(Exercise prompt): Would you please retype the records that follow, word for word?

──────── Material for this exercise ────────

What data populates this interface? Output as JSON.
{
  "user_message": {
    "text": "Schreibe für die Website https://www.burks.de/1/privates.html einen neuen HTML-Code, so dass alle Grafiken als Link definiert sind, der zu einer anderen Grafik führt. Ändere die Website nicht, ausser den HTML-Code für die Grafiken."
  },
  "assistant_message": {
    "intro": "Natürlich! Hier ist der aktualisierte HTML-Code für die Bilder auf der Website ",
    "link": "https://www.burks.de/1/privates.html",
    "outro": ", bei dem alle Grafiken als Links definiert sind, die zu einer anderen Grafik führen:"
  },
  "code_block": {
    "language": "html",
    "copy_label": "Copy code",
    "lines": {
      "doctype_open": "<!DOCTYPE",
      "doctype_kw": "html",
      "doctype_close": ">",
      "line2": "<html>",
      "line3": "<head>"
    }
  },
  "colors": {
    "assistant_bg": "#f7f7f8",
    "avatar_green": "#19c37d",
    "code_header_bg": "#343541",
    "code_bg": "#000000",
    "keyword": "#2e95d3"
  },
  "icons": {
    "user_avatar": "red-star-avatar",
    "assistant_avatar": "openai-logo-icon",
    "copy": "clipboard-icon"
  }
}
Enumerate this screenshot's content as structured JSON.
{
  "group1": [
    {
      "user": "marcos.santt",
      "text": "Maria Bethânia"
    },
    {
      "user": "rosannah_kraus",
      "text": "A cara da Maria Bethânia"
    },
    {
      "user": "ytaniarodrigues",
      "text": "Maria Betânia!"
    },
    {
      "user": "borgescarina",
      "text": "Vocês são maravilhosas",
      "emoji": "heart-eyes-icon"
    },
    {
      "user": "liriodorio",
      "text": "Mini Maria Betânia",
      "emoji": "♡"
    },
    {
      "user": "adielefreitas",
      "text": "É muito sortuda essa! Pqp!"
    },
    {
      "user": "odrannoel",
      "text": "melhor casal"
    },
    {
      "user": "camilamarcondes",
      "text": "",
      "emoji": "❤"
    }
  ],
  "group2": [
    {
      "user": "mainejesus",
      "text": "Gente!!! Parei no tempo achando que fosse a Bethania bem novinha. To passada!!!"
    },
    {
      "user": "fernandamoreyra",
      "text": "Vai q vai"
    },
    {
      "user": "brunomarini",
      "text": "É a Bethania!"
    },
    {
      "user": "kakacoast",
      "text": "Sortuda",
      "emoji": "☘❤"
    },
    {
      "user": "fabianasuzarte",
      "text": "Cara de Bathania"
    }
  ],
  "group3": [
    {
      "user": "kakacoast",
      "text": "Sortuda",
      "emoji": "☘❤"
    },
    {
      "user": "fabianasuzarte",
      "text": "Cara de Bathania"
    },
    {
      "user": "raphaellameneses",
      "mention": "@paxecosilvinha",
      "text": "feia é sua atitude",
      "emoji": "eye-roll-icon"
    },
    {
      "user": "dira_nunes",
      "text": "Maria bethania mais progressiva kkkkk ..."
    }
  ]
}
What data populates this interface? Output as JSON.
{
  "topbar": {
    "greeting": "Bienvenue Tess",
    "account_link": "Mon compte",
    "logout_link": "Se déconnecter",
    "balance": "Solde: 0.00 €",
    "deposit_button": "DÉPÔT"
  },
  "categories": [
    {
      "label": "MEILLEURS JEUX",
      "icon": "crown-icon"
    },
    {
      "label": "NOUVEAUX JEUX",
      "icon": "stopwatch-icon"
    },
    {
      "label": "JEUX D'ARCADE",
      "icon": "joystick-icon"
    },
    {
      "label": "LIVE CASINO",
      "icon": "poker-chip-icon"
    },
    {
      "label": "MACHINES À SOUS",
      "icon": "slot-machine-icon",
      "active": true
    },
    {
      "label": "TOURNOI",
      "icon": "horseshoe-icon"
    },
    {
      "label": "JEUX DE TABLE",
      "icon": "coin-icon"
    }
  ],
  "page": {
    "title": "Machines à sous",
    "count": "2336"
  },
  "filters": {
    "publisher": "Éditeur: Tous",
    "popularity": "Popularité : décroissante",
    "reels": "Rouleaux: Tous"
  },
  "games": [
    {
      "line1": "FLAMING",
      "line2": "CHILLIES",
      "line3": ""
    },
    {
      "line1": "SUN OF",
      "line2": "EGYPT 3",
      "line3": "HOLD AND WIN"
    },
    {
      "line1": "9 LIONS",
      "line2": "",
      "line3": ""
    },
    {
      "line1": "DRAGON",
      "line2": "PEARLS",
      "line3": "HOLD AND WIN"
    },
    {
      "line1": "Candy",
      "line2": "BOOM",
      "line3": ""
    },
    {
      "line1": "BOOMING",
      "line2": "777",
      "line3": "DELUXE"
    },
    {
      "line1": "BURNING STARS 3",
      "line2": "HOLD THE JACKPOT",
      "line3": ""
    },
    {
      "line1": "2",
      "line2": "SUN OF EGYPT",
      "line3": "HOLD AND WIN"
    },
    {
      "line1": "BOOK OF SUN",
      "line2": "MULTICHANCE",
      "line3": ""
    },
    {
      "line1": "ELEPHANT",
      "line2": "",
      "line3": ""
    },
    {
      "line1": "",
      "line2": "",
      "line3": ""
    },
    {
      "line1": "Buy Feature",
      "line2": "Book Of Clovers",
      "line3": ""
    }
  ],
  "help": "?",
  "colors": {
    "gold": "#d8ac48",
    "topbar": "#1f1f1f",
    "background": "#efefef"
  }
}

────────

(Exercise solution):
What data populates this interface? Output as JSON.
{
  "user_message": {
    "text": "Schreibe für die Website https://www.burks.de/1/privates.html einen neuen HTML-Code, so dass alle Grafiken als Link definiert sind, der zu einer anderen Grafik führt. Ändere die Website nicht, ausser den HTML-Code für die Grafiken."
  },
  "assistant_message": {
    "intro": "Natürlich! Hier ist der aktualisierte HTML-Code für die Bilder auf der Website ",
    "link": "https://www.burks.de/1/privates.html",
    "outro": ", bei dem alle Grafiken als Links definiert sind, die zu einer anderen Grafik führen:"
  },
  "code_block": {
    "language": "html",
    "copy_label": "Copy code",
    "lines": {
      "doctype_open": "<!DOCTYPE",
      "doctype_kw": "html",
      "doctype_close": ">",
      "line2": "<html>",
      "line3": "<head>"
    }
  },
  "colors": {
    "assistant_bg": "#f7f7f8",
    "avatar_green": "#19c37d",
    "code_header_bg": "#343541",
    "code_bg": "#000000",
    "keyword": "#2e95d3"
  },
  "icons": {
    "user_avatar": "red-star-avatar",
    "assistant_avatar": "openai-logo-icon",
    "copy": "clipboard-icon"
  }
}
Enumerate this screenshot's content as structured JSON.
{
  "group1": [
    {
      "user": "marcos.santt",
      "text": "Maria Bethânia"
    },
    {
      "user": "rosannah_kraus",
      "text": "A cara da Maria Bethânia"
    },
    {
      "user": "ytaniarodrigues",
      "text": "Maria Betânia!"
    },
    {
      "user": "borgescarina",
      "text": "Vocês são maravilhosas",
      "emoji": "heart-eyes-icon"
    },
    {
      "user": "liriodorio",
      "text": "Mini Maria Betânia",
      "emoji": "♡"
    },
    {
      "user": "adielefreitas",
      "text": "É muito sortuda essa! Pqp!"
    },
    {
      "user": "odrannoel",
      "text": "melhor casal"
    },
    {
      "user": "camilamarcondes",
      "text": "",
      "emoji": "❤"
    }
  ],
  "group2": [
    {
      "user": "mainejesus",
      "text": "Gente!!! Parei no tempo achando que fosse a Bethania bem novinha. To passada!!!"
    },
    {
      "user": "fernandamoreyra",
      "text": "Vai q vai"
    },
    {
      "user": "brunomarini",
      "text": "É a Bethania!"
    },
    {
      "user": "kakacoast",
      "text": "Sortuda",
      "emoji": "☘❤"
    },
    {
      "user": "fabianasuzarte",
      "text": "Cara de Bathania"
    }
  ],
  "group3": [
    {
      "user": "kakacoast",
      "text": "Sortuda",
      "emoji": "☘❤"
    },
    {
      "user": "fabianasuzarte",
      "text": "Cara de Bathania"
    },
    {
      "user": "raphaellameneses",
      "mention": "@paxecosilvinha",
      "text": "feia é sua atitude",
      "emoji": "eye-roll-icon"
    },
    {
      "user": "dira_nunes",
      "text": "Maria bethania mais progressiva kkkkk ..."
    }
  ]
}
What data populates this interface? Output as JSON.
{
  "topbar": {
    "greeting": "Bienvenue Tess",
    "account_link": "Mon compte",
    "logout_link": "Se déconnecter",
    "balance": "Solde: 0.00 €",
    "deposit_button": "DÉPÔT"
  },
  "categories": [
    {
      "label": "MEILLEURS JEUX",
      "icon": "crown-icon"
    },
    {
      "label": "NOUVEAUX JEUX",
      "icon": "stopwatch-icon"
    },
    {
      "label": "JEUX D'ARCADE",
      "icon": "joystick-icon"
    },
    {
      "label": "LIVE CASINO",
      "icon": "poker-chip-icon"
    },
    {
      "label": "MACHINES À SOUS",
      "icon": "slot-machine-icon",
      "active": true
    },
    {
      "label": "TOURNOI",
      "icon": "horseshoe-icon"
    },
    {
      "label": "JEUX DE TABLE",
      "icon": "coin-icon"
    }
  ],
  "page": {
    "title": "Machines à sous",
    "count": "2336"
  },
  "filters": {
    "publisher": "Éditeur: Tous",
    "popularity": "Popularité : décroissante",
    "reels": "Rouleaux: Tous"
  },
  "games": [
    {
      "line1": "FLAMING",
      "line2": "CHILLIES",
      "line3": ""
    },
    {
      "line1": "SUN OF",
      "line2": "EGYPT 3",
      "line3": "HOLD AND WIN"
    },
    {
      "line1": "9 LIONS",
      "line2": "",
      "line3": ""
    },
    {
      "line1": "DRAGON",
      "line2": "PEARLS",
      "line3": "HOLD AND WIN"
    },
    {
      "line1": "Candy",
      "line2": "BOOM",
      "line3": ""
    },
    {
      "line1": "BOOMING",
      "line2": "777",
      "line3": "DELUXE"
    },
    {
      "line1": "BURNING STARS 3",
      "line2": "HOLD THE JACKPOT",
      "line3": ""
    },
    {
      "line1": "2",
      "line2": "SUN OF EGYPT",
      "line3": "HOLD AND WIN"
    },
    {
      "line1": "BOOK OF SUN",
      "line2": "MULTICHANCE",
      "line3": ""
    },
    {
      "line1": "ELEPHANT",
      "line2": "",
      "line3": ""
    },
    {
      "line1": "",
      "line2": "",
      "line3": ""
    },
    {
      "line1": "Buy Feature",
      "line2": "Book Of Clovers",
      "line3": ""
    }
  ],
  "help": "?",
  "colors": {
    "gold": "#d8ac48",
    "topbar": "#1f1f1f",
    "background": "#efefef"
  }
}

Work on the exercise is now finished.